» **PROBLEM TO SOLVE**: In duplicating the lines below, keep every word unchanged and drop the pictures.

(MATERIAL FOR THIS TASK)

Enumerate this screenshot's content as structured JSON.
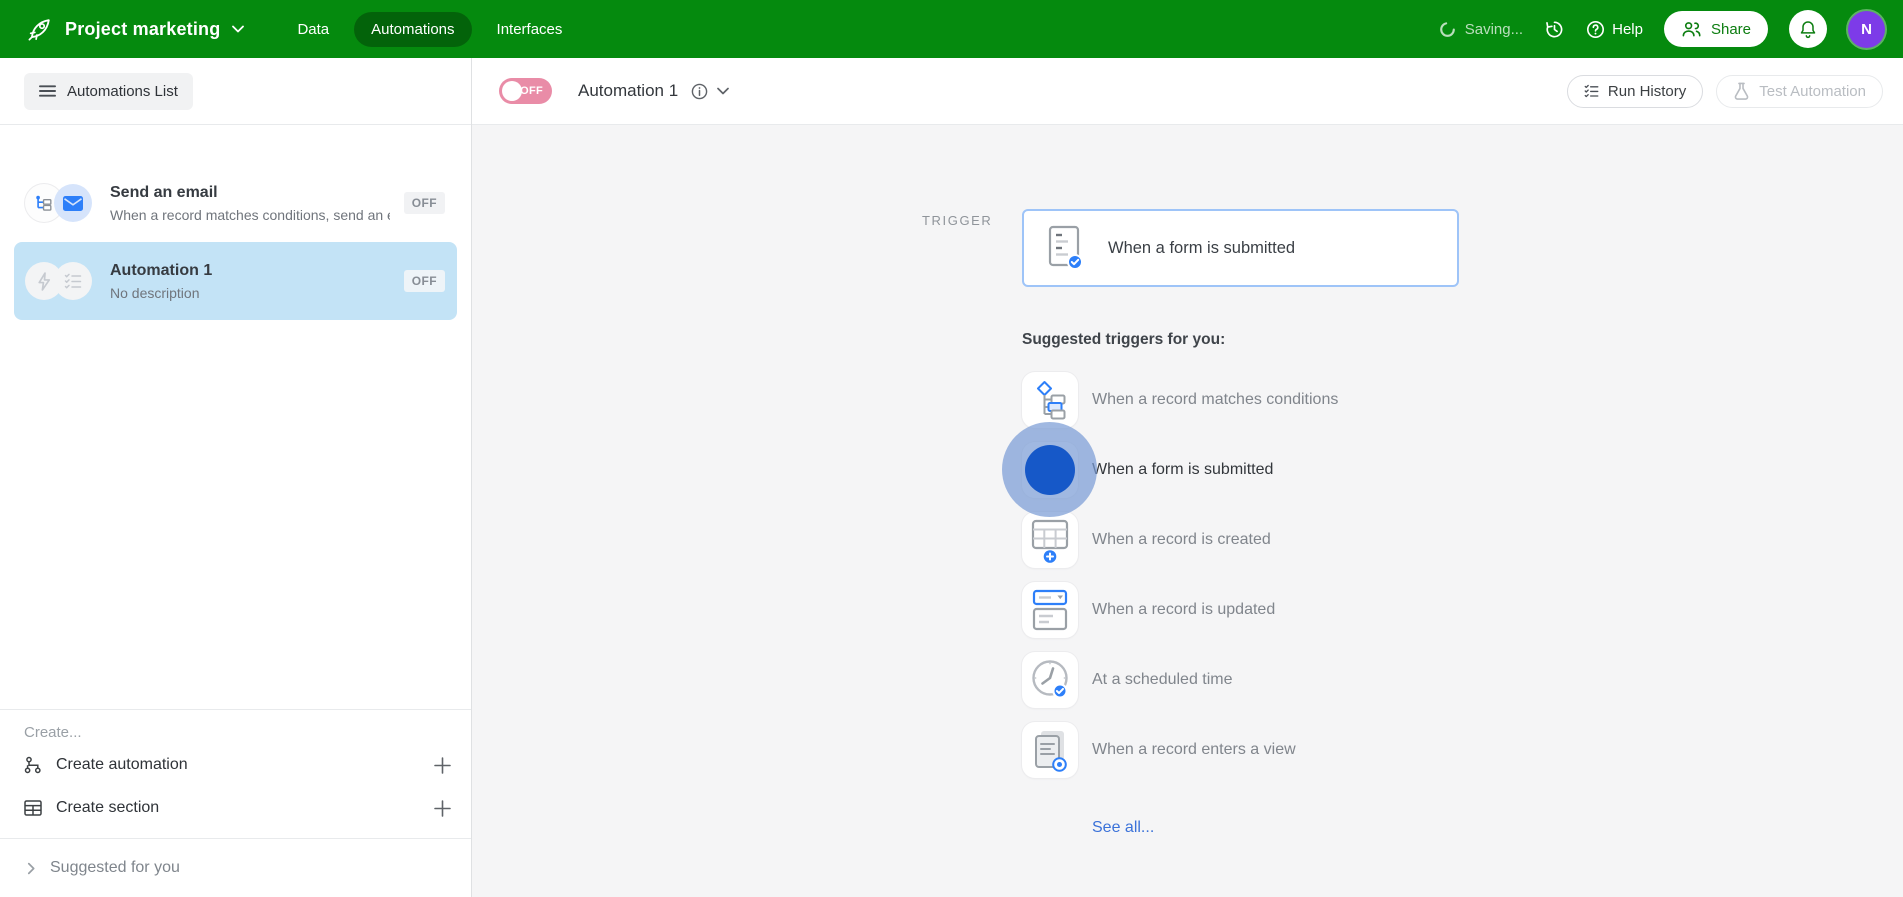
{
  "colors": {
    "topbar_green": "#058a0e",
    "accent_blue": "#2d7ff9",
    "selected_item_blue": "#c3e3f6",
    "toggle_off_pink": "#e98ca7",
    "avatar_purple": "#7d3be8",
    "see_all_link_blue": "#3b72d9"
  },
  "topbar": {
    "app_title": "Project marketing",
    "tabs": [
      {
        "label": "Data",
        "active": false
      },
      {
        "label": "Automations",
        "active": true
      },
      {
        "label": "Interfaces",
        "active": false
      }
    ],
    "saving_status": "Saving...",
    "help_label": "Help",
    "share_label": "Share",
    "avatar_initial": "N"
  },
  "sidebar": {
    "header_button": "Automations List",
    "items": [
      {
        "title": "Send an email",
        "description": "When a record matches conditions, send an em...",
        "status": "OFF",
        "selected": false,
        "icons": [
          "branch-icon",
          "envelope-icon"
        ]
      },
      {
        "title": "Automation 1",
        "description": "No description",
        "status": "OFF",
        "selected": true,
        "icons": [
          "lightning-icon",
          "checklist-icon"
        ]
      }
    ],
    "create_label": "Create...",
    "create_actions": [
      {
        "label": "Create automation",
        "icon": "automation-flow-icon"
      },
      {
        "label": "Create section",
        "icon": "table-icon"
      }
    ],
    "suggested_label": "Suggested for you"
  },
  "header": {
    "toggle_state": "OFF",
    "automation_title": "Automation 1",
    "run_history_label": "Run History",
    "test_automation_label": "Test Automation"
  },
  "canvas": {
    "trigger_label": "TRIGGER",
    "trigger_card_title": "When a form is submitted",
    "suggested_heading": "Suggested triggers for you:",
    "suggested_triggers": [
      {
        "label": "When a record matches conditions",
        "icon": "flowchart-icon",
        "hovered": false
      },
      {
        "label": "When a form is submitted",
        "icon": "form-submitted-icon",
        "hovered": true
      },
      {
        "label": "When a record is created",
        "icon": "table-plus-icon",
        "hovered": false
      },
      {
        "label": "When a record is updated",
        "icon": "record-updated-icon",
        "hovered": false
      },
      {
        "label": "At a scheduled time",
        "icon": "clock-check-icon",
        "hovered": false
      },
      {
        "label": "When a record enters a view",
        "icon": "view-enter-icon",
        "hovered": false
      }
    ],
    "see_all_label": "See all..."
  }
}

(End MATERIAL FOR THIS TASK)

» **SOLUTION TO THIS PROBLEM**:
Enumerate this screenshot's content as structured JSON.
{
  "colors": {
    "topbar_green": "#058a0e",
    "accent_blue": "#2d7ff9",
    "selected_item_blue": "#c3e3f6",
    "toggle_off_pink": "#e98ca7",
    "avatar_purple": "#7d3be8",
    "see_all_link_blue": "#3b72d9"
  },
  "topbar": {
    "app_title": "Project marketing",
    "tabs": [
      {
        "label": "Data",
        "active": false
      },
      {
        "label": "Automations",
        "active": true
      },
      {
        "label": "Interfaces",
        "active": false
      }
    ],
    "saving_status": "Saving...",
    "help_label": "Help",
    "share_label": "Share",
    "avatar_initial": "N"
  },
  "sidebar": {
    "header_button": "Automations List",
    "items": [
      {
        "title": "Send an email",
        "description": "When a record matches conditions, send an em...",
        "status": "OFF",
        "selected": false,
        "icons": [
          "branch-icon",
          "envelope-icon"
        ]
      },
      {
        "title": "Automation 1",
        "description": "No description",
        "status": "OFF",
        "selected": true,
        "icons": [
          "lightning-icon",
          "checklist-icon"
        ]
      }
    ],
    "create_label": "Create...",
    "create_actions": [
      {
        "label": "Create automation",
        "icon": "automation-flow-icon"
      },
      {
        "label": "Create section",
        "icon": "table-icon"
      }
    ],
    "suggested_label": "Suggested for you"
  },
  "header": {
    "toggle_state": "OFF",
    "automation_title": "Automation 1",
    "run_history_label": "Run History",
    "test_automation_label": "Test Automation"
  },
  "canvas": {
    "trigger_label": "TRIGGER",
    "trigger_card_title": "When a form is submitted",
    "suggested_heading": "Suggested triggers for you:",
    "suggested_triggers": [
      {
        "label": "When a record matches conditions",
        "icon": "flowchart-icon",
        "hovered": false
      },
      {
        "label": "When a form is submitted",
        "icon": "form-submitted-icon",
        "hovered": true
      },
      {
        "label": "When a record is created",
        "icon": "table-plus-icon",
        "hovered": false
      },
      {
        "label": "When a record is updated",
        "icon": "record-updated-icon",
        "hovered": false
      },
      {
        "label": "At a scheduled time",
        "icon": "clock-check-icon",
        "hovered": false
      },
      {
        "label": "When a record enters a view",
        "icon": "view-enter-icon",
        "hovered": false
      }
    ],
    "see_all_label": "See all..."
  }
}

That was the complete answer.